On view in BCAM, Variations: Conversations in and around Abstract Painting features 29 artists whose work investigates the possibilities and vocabulary of abstraction. The works interpret abstraction from a range of media, from painting on canvas to sculpture expressed in lipstick wax. The exhibition aims to present the diversity in the way abstraction is applied by artists in their art: not limited just to canvases that outline the undefined, but renderings that also hint at representation.
Mark Bradford, Biggie, Biggie, Biggie, 2002, Los Angeles County Museum of Art, Modern and Contemporary Art Council, 2002 Art Here and Now Purchase, © Mark Bradford
Throughout the 20th century, the use of abstraction as a theme, style, and mode of working has undergone cycles of favor and relevance among artists, critics, and gallerists. Most recently, abstraction has dominated painting, viable with critics and urged on by the marketplace. What often goes unremarked upon in these transactions and in recent criticism (or publicity) are the merits and intellectual weight of contemporary art in an abstract language. Within the broad term “abstract” there are many variations, and abstraction can be a powerful means of exploring issues as varied as authorship, technology, conceptualism, and the nature of materials.
Mark Bradford, Shoot the Coin, 2013, Los Angeles County Museum of Art, purchased with major funding provided by Andy Valmorbida, with additional support from Sotheby’s, © Mark Bradford, photo by Ben Westoby, courtesy White Cube
Based primarily on works from LACMA’s growing collection of contemporary art, Variations offers a way to examine a mode of working that continues to flourish today, despite its falling in and out of favor in the eyes of critics. This was not the case just a few years ago, and it may not be next year, but in the here and now, abstraction is worthy of sustained consideration.
Mark Grotjahn, Untitled (White Butterfly Red Big Nose Baby Moose), 2005, Los Angeles County Museum of Art, purchased with funds provided by the Modern and Contemporary Art Council and the Contemporary Art Acquisitions Fund, © Mark Grotjahn
Among the works presented in Variations, the most prevalent aspect is the push-and-pull between abstraction and representation. A distinct and pervasive engagement with the space between those poles suggests that at the beginning of the 21st century, there may no longer be such a thing as pure abstraction.
Mark Grotjahn, Untitled (Solid French Grey Butterfly 70% 672), 2007, Los Angeles County Museum of Art, purchased with funds provided by Sheridan Brown, © Mark Grotjahn

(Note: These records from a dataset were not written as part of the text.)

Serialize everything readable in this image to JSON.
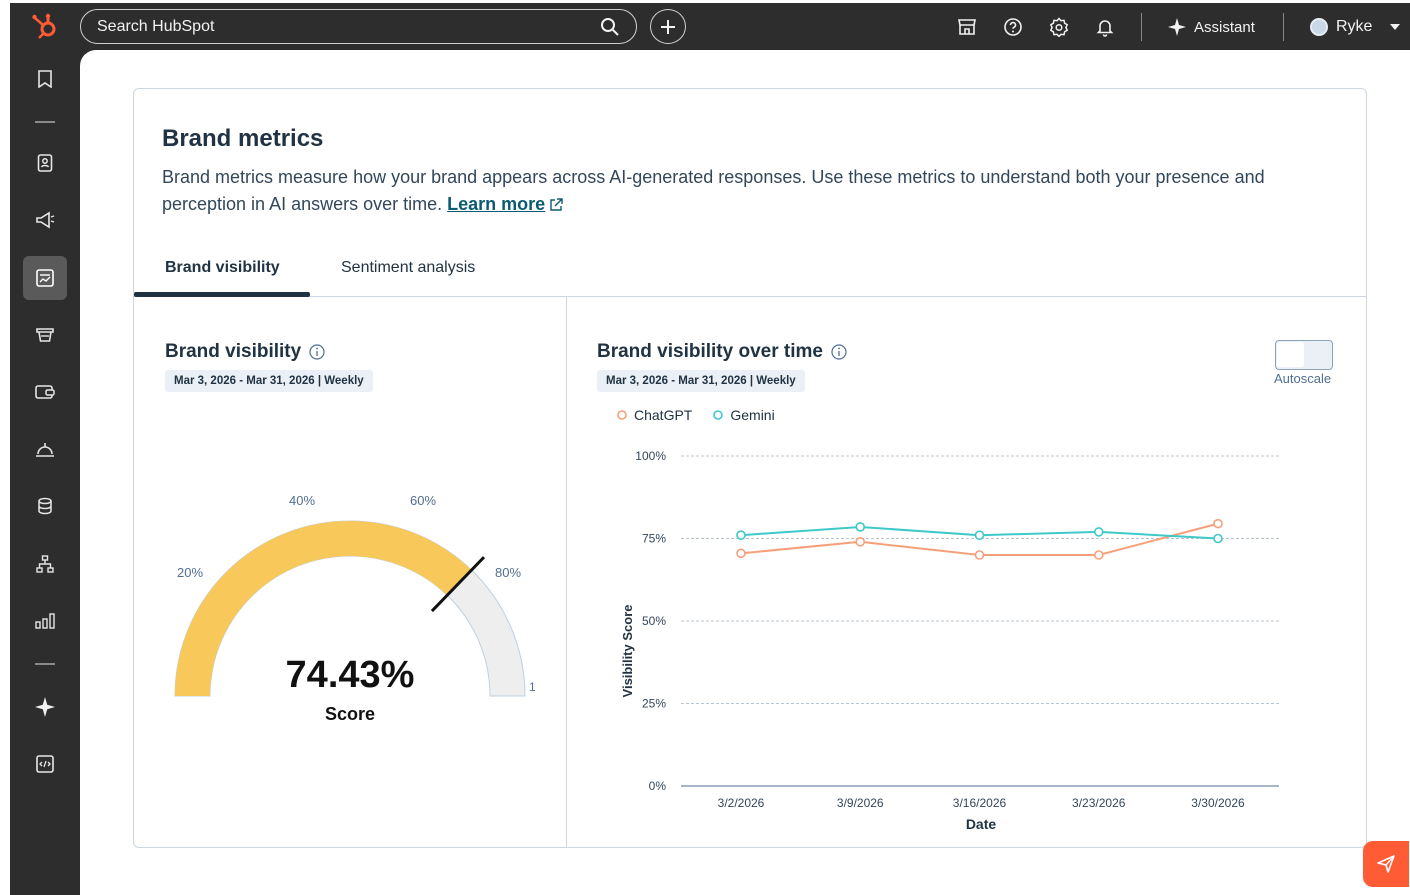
{
  "topbar": {
    "search_placeholder": "Search HubSpot",
    "assistant_label": "Assistant",
    "user_name": "Ryke",
    "brand_color": "#ff5c35"
  },
  "sidenav": {
    "icons": [
      "bookmark-icon",
      "contacts-icon",
      "marketing-icon",
      "reporting-icon",
      "sales-icon",
      "commerce-icon",
      "service-icon",
      "data-icon",
      "automation-icon",
      "analytics-icon",
      "breeze-icon",
      "developer-icon"
    ],
    "active_item": "reporting-icon"
  },
  "page": {
    "title": "Brand metrics",
    "description": "Brand metrics measure how your brand appears across AI-generated responses. Use these metrics to understand both your presence and perception in AI answers over time.",
    "learn_more": "Learn more",
    "tabs": [
      {
        "label": "Brand visibility",
        "active": true
      },
      {
        "label": "Sentiment analysis",
        "active": false
      }
    ]
  },
  "gauge_panel": {
    "title": "Brand visibility",
    "date_range": "Mar 3, 2026 - Mar 31, 2026 | Weekly",
    "score_value": "74.43%",
    "score_label": "Score",
    "gauge_value": 0.7443,
    "tick_labels": [
      "20%",
      "40%",
      "60%",
      "80%",
      "1"
    ],
    "fill_color": "#f8c85a",
    "track_color": "#eeeeee"
  },
  "chart_panel": {
    "title": "Brand visibility over time",
    "date_range": "Mar 3, 2026 - Mar 31, 2026 | Weekly",
    "autoscale_label": "Autoscale"
  },
  "chart_data": {
    "type": "line",
    "title": "Brand visibility over time",
    "xlabel": "Date",
    "ylabel": "Visibility Score",
    "categories": [
      "3/2/2026",
      "3/9/2026",
      "3/16/2026",
      "3/23/2026",
      "3/30/2026"
    ],
    "ylim": [
      0,
      100
    ],
    "yticks": [
      "0%",
      "25%",
      "50%",
      "75%",
      "100%"
    ],
    "grid": true,
    "legend": "top-left",
    "series": [
      {
        "name": "ChatGPT",
        "color": "#f5a07a",
        "values": [
          70.5,
          74,
          70,
          70,
          79.5
        ]
      },
      {
        "name": "Gemini",
        "color": "#3fc8c8",
        "values": [
          76,
          78.5,
          76,
          77,
          75
        ]
      }
    ]
  }
}
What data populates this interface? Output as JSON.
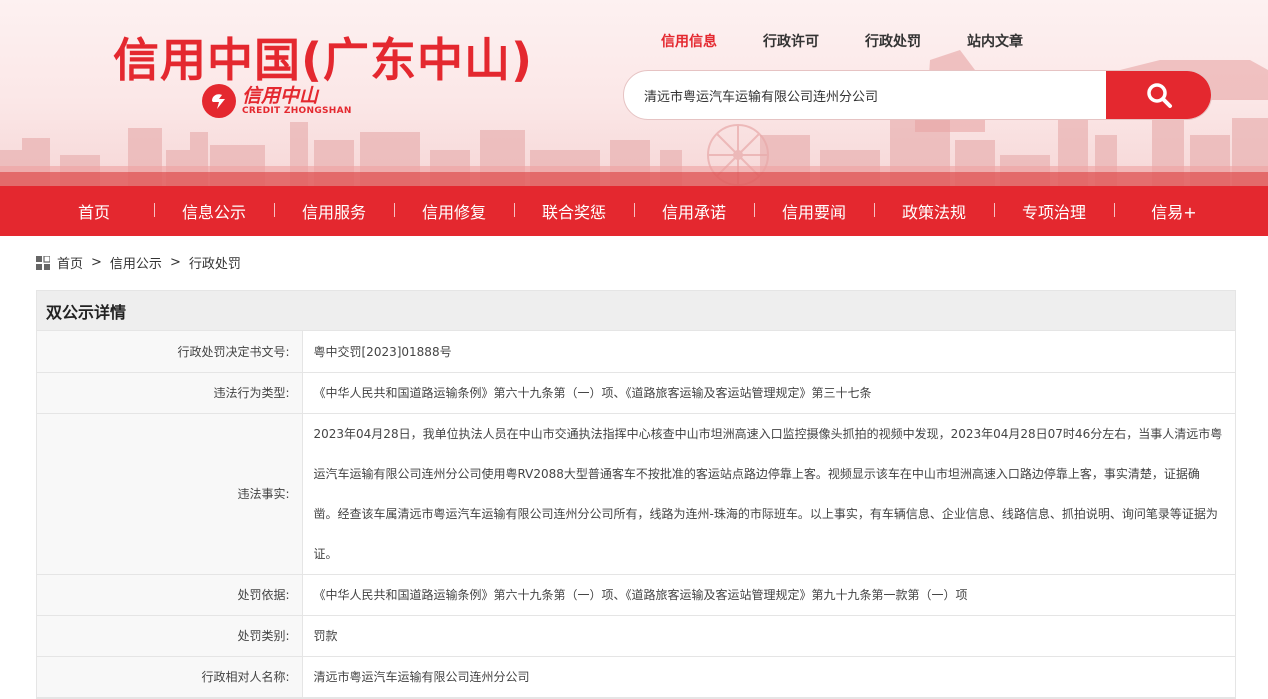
{
  "header": {
    "site_title": "信用中国(广东中山)",
    "logo_cn": "信用中山",
    "logo_en": "CREDIT ZHONGSHAN",
    "top_links": [
      "信用信息",
      "行政许可",
      "行政处罚",
      "站内文章"
    ],
    "search_value": "清远市粤运汽车运输有限公司连州分公司",
    "accent_color": "#e4282f"
  },
  "nav": {
    "items": [
      "首页",
      "信息公示",
      "信用服务",
      "信用修复",
      "联合奖惩",
      "信用承诺",
      "信用要闻",
      "政策法规",
      "专项治理",
      "信易+"
    ]
  },
  "breadcrumb": [
    "首页",
    "信用公示",
    "行政处罚"
  ],
  "detail": {
    "title": "双公示详情",
    "rows": [
      {
        "label": "行政处罚决定书文号:",
        "value": "粤中交罚[2023]01888号"
      },
      {
        "label": "违法行为类型:",
        "value": "《中华人民共和国道路运输条例》第六十九条第（一）项、《道路旅客运输及客运站管理规定》第三十七条"
      },
      {
        "label": "违法事实:",
        "value": "2023年04月28日，我单位执法人员在中山市交通执法指挥中心核查中山市坦洲高速入口监控摄像头抓拍的视频中发现，2023年04月28日07时46分左右，当事人清远市粤运汽车运输有限公司连州分公司使用粤RV2088大型普通客车不按批准的客运站点路边停靠上客。视频显示该车在中山市坦洲高速入口路边停靠上客，事实清楚，证据确凿。经查该车属清远市粤运汽车运输有限公司连州分公司所有，线路为连州-珠海的市际班车。以上事实，有车辆信息、企业信息、线路信息、抓拍说明、询问笔录等证据为证。"
      },
      {
        "label": "处罚依据:",
        "value": "《中华人民共和国道路运输条例》第六十九条第（一）项、《道路旅客运输及客运站管理规定》第九十九条第一款第（一）项"
      },
      {
        "label": "处罚类别:",
        "value": "罚款"
      },
      {
        "label": "行政相对人名称:",
        "value": "清远市粤运汽车运输有限公司连州分公司"
      }
    ]
  }
}
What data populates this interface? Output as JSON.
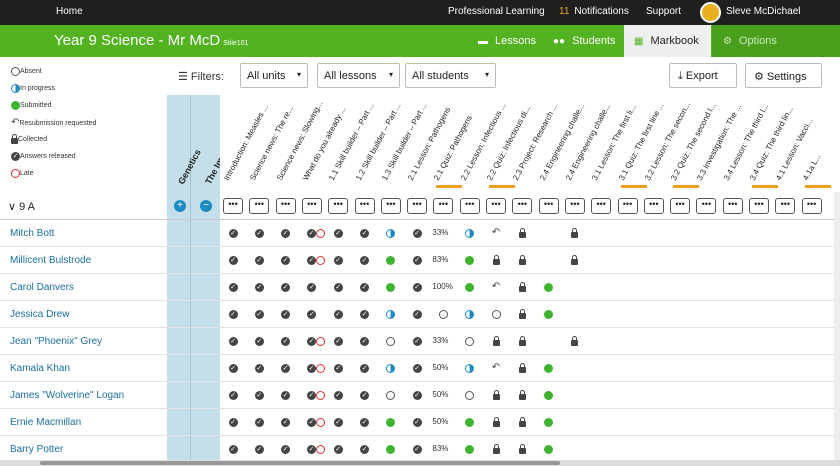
{
  "topbar": {
    "home": "Home",
    "professional_learning": "Professional Learning",
    "notifications_count": "11",
    "notifications_label": "Notifications",
    "support": "Support",
    "user_name": "Sleve McDichael"
  },
  "header": {
    "title": "Year 9 Science - Mr McD",
    "subtitle": "Stile101",
    "tabs": {
      "lessons": "Lessons",
      "students": "Students",
      "markbook": "Markbook",
      "options": "Options"
    }
  },
  "legend": [
    {
      "icon": "absent-icon",
      "label": "Absent"
    },
    {
      "icon": "in-progress-icon",
      "label": "In progress"
    },
    {
      "icon": "submitted-icon",
      "label": "Submitted"
    },
    {
      "icon": "resubmission-icon",
      "label": "Resubmission requested"
    },
    {
      "icon": "lock-icon",
      "label": "Collected"
    },
    {
      "icon": "check-icon",
      "label": "Answers released"
    },
    {
      "icon": "late-icon",
      "label": "Late"
    }
  ],
  "filters": {
    "label": "Filters:",
    "units": "All units",
    "lessons": "All lessons",
    "students": "All students",
    "export": "Export",
    "settings": "Settings"
  },
  "units": {
    "genetics": "Genetics",
    "immune": "The Immune System"
  },
  "columns": [
    "Introduction: Measles ...",
    "Science news: The re...",
    "Science news: Slowing...",
    "What do you already ...",
    "1.1 Skill builder – Part ...",
    "1.2 Skill builder – Part ...",
    "1.3 Skill builder – Part ...",
    "2.1 Lesson: Pathogens",
    "2.1 Quiz: Pathogens",
    "2.2 Lesson: Infectious ...",
    "2.2 Quiz: Infectious di...",
    "2.3 Project: Research ...",
    "2.4 Engineering challe...",
    "2.4 Engineering challe...",
    "3.1 Lesson: The first li...",
    "3.1 Quiz: The first line ...",
    "3.2 Lesson: The secon...",
    "3.2 Quiz: The second l...",
    "3.3 Investigation: The ...",
    "3.4 Lesson: The third l...",
    "3.4 Quiz: The third lin...",
    "4.1 Lesson: Vacci...",
    "4.1a L..."
  ],
  "group": {
    "label": "9 A"
  },
  "rows": [
    {
      "name": "Mitch Bott",
      "cells": [
        "chk",
        "chk",
        "chk",
        "chklate",
        "chk",
        "chk",
        "prog",
        "chk",
        "33%",
        "prog",
        "resub",
        "lock",
        "",
        "lock"
      ]
    },
    {
      "name": "Millicent Bulstrode",
      "cells": [
        "chk",
        "chk",
        "chk",
        "chklate",
        "chk",
        "chk",
        "sub",
        "chk",
        "83%",
        "sub",
        "lock",
        "lock",
        "",
        "lock"
      ]
    },
    {
      "name": "Carol Danvers",
      "cells": [
        "chk",
        "chk",
        "chk",
        "chk",
        "chk",
        "chk",
        "sub",
        "chk",
        "100%",
        "sub",
        "resub",
        "lock",
        "sub",
        ""
      ]
    },
    {
      "name": "Jessica Drew",
      "cells": [
        "chk",
        "chk",
        "chk",
        "chk",
        "chk",
        "chk",
        "prog",
        "chk",
        "abs",
        "prog",
        "abs",
        "lock",
        "sub",
        ""
      ]
    },
    {
      "name": "Jean \"Phoenix\" Grey",
      "cells": [
        "chk",
        "chk",
        "chk",
        "chklate",
        "chk",
        "chk",
        "abs",
        "chk",
        "33%",
        "abs",
        "lock",
        "lock",
        "",
        "lock"
      ]
    },
    {
      "name": "Kamala Khan",
      "cells": [
        "chk",
        "chk",
        "chk",
        "chklate",
        "chk",
        "chk",
        "prog",
        "chk",
        "50%",
        "prog",
        "resub",
        "lock",
        "sub",
        ""
      ]
    },
    {
      "name": "James \"Wolverine\" Logan",
      "cells": [
        "chk",
        "chk",
        "chk",
        "chklate",
        "chk",
        "chk",
        "abs",
        "chk",
        "50%",
        "abs",
        "lock",
        "lock",
        "sub",
        ""
      ]
    },
    {
      "name": "Ernie Macmillan",
      "cells": [
        "chk",
        "chk",
        "chk",
        "chklate",
        "chk",
        "chk",
        "sub",
        "chk",
        "50%",
        "sub",
        "lock",
        "lock",
        "sub",
        ""
      ]
    },
    {
      "name": "Barry Potter",
      "cells": [
        "chk",
        "chk",
        "chk",
        "chklate",
        "chk",
        "chk",
        "sub",
        "chk",
        "83%",
        "sub",
        "lock",
        "lock",
        "sub",
        ""
      ]
    }
  ],
  "colors": {
    "green": "#52b220",
    "accent": "#1d8bbf",
    "submitted": "#3db32f",
    "late": "#e03030",
    "bar": "#f0a020"
  }
}
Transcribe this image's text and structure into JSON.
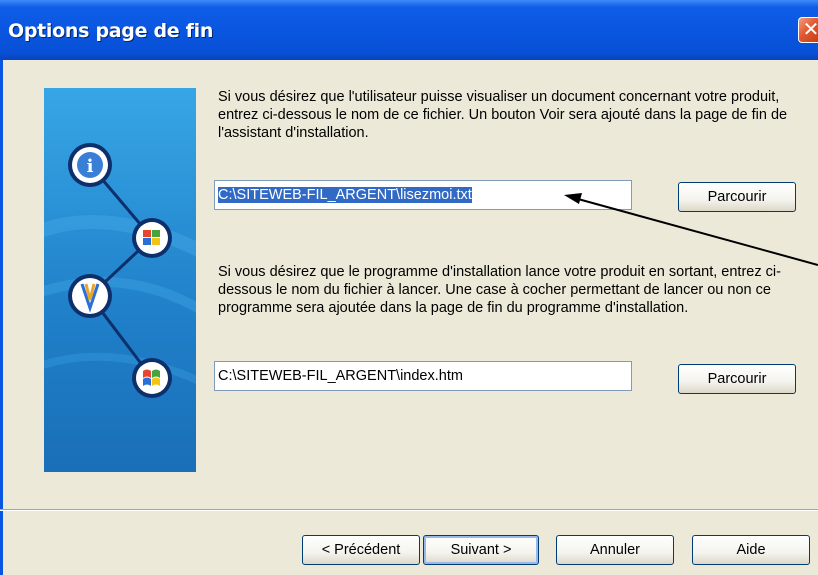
{
  "window": {
    "title": "Options page de fin",
    "close_glyph": "✕"
  },
  "side_panel": {
    "icons": [
      "info-icon",
      "windows-flag-icon",
      "installer-brush-icon",
      "windows-xp-flag-icon"
    ]
  },
  "readme_section": {
    "description": "Si vous désirez que l'utilisateur puisse visualiser un document concernant votre produit, entrez ci-dessous le nom de ce fichier. Un bouton Voir sera ajouté dans la page de fin de l'assistant d'installation.",
    "file_value": "C:\\SITEWEB-FIL_ARGENT\\lisezmoi.txt",
    "browse_label": "Parcourir"
  },
  "launch_section": {
    "description": "Si vous désirez que le programme d'installation lance votre produit en sortant, entrez ci-dessous le nom du fichier à lancer. Une case à cocher permettant de lancer ou non ce programme sera ajoutée dans la page de fin du programme d'installation.",
    "file_value": "C:\\SITEWEB-FIL_ARGENT\\index.htm",
    "browse_label": "Parcourir"
  },
  "footer": {
    "previous_label": "< Précédent",
    "next_label": "Suivant >",
    "cancel_label": "Annuler",
    "help_label": "Aide"
  },
  "colors": {
    "titlebar": "#0a56e0",
    "dialog_bg": "#ece9d8",
    "side_panel": "#1f7fc8",
    "selection": "#316ac5",
    "close_button": "#e0552d"
  }
}
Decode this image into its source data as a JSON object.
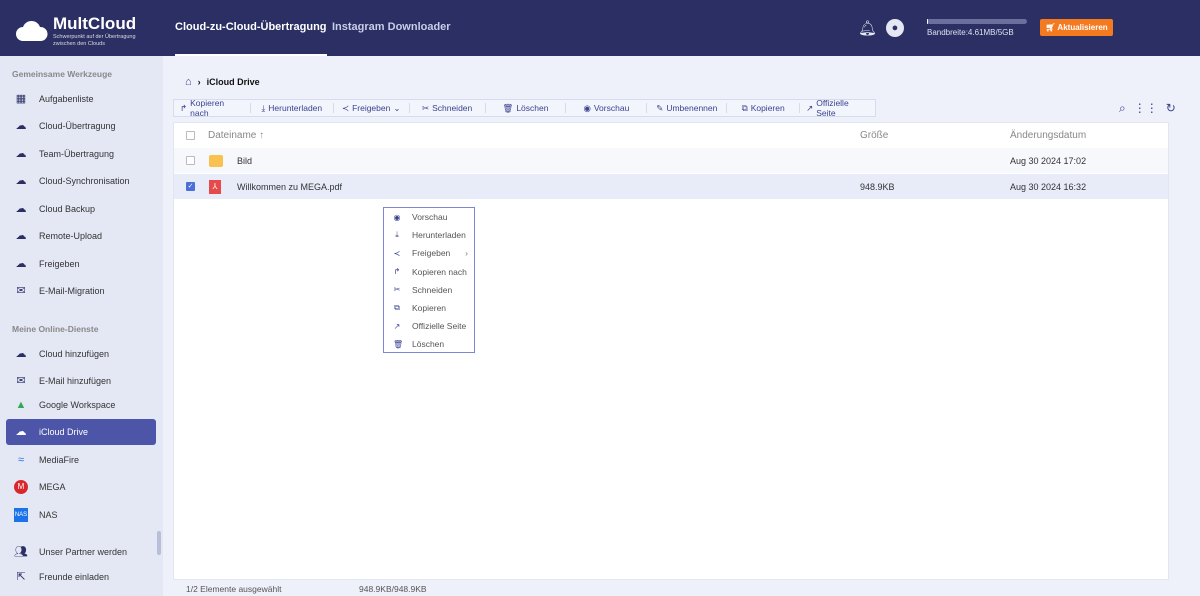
{
  "header": {
    "logo": "MultCloud",
    "tagline": "Schwerpunkt auf der Übertragung zwischen den Clouds",
    "nav": [
      "Cloud-zu-Cloud-Übertragung",
      "Instagram Downloader"
    ],
    "bandwidth": "Bandbreite:4.61MB/5GB",
    "bandwidth_used_fraction": 0.001,
    "upgrade": "Aktualisieren"
  },
  "sidebar": {
    "section1": "Gemeinsame Werkzeuge",
    "tools": [
      "Aufgabenliste",
      "Cloud-Übertragung",
      "Team-Übertragung",
      "Cloud-Synchronisation",
      "Cloud Backup",
      "Remote-Upload",
      "Freigeben",
      "E-Mail-Migration"
    ],
    "section2": "Meine Online-Dienste",
    "services": [
      "Cloud hinzufügen",
      "E-Mail hinzufügen",
      "Google Workspace",
      "iCloud Drive",
      "MediaFire",
      "MEGA",
      "NAS"
    ],
    "bottom": [
      "Unser Partner werden",
      "Freunde einladen"
    ]
  },
  "breadcrumb": {
    "current": "iCloud Drive"
  },
  "toolbar": [
    "Kopieren nach",
    "Herunterladen",
    "Freigeben",
    "Schneiden",
    "Löschen",
    "Vorschau",
    "Umbenennen",
    "Kopieren",
    "Offizielle Seite"
  ],
  "table": {
    "headers": {
      "name": "Dateiname ↑",
      "size": "Größe",
      "date": "Änderungsdatum"
    },
    "rows": [
      {
        "name": "Bild",
        "size": "",
        "date": "Aug 30 2024 17:02",
        "type": "folder",
        "checked": false
      },
      {
        "name": "Willkommen zu MEGA.pdf",
        "size": "948.9KB",
        "date": "Aug 30 2024 16:32",
        "type": "pdf",
        "checked": true
      }
    ]
  },
  "context_menu": [
    "Vorschau",
    "Herunterladen",
    "Freigeben",
    "Kopieren nach",
    "Schneiden",
    "Kopieren",
    "Offizielle Seite",
    "Löschen"
  ],
  "status": {
    "selected": "1/2 Elemente ausgewählt",
    "size": "948.9KB/948.9KB"
  }
}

Mark Grotjahn, Untitled (Two Noses Out of the Shell Standing Flat SF1.a), 2013, loan and promised gift of Steven F. Roth, © Mark Grotjahn, photo by Douglas M. Parker Studio, courtesy of the artist and Blum & Poe, Los Angeles
Rashid Johnson, Four for the Talking Cure, 2009–12, Los Angeles County Museum of Art, purchased with funds provided by Contemporary Friends, 2013, with additional funds from Holly and Albert Baril, Allison and Larry Berg, Viveca Paulin-Ferrell and Will Ferrell, Linda nad Paul Gostkind, Jennifer Hawks and Ramin Djawadi, Laura and James Maslon, Phil Mercado and Todd Quinn, Candance and Charles Nelson, and the Kerry and Simone Vickar Foundation, © Rashid Johnson, courtesy of David Kordansky Gallery, Los Angeles, photography by Nathan Keay, Museum of Contemporary Art Chicago
Jennie C. Jones, End Measure, 2011, Los Angeles County Museum of Art, purchased with funds provided by Contemporary Friends, 2012, © Jennie C. Jones
Rachel Lachowicz, Untitled (Lipstick Urinals), 1992, Los Angeles County Museum of Art, Modern and Contemporary Art Council, 1995 Art Here and Now Purchase, © Rachel Lachowicz
Albert Oehlen, Computer Painting, 1998, Los Angeles County Museum of Art, gift of Margo Leavin, © 2014 Albert Oehlen
Gerhard Richter, St. Andrew, 1988, Los Angeles County Museum of Art, Modern and Contemporary Art Council Fund, © Gerhard Richter 2014
Analia Saban, Erosion (Geometric Cubes within Circle: Two-Point Perspective with Guidelines), 2012, Los Angeles County Museum of Art, gift of Jennifer Hawks and Ramin Djawadi, and Candice and Charles Nelson, © Analia Saban
Amy Sillman, Untitled (Purple Bottle), 2013, Los Angeles County Museum of Art, purchased with funds provided by Contemporary Friends, 2013, © Amy Sillman, photo courtesy of the artist and Thomas Dane Gallery, London
Mary Weatherford, love forever (cave) for MW, 2012, Los Angeles County Museum of Art, promised gift of Ann Colgin and Joe Wender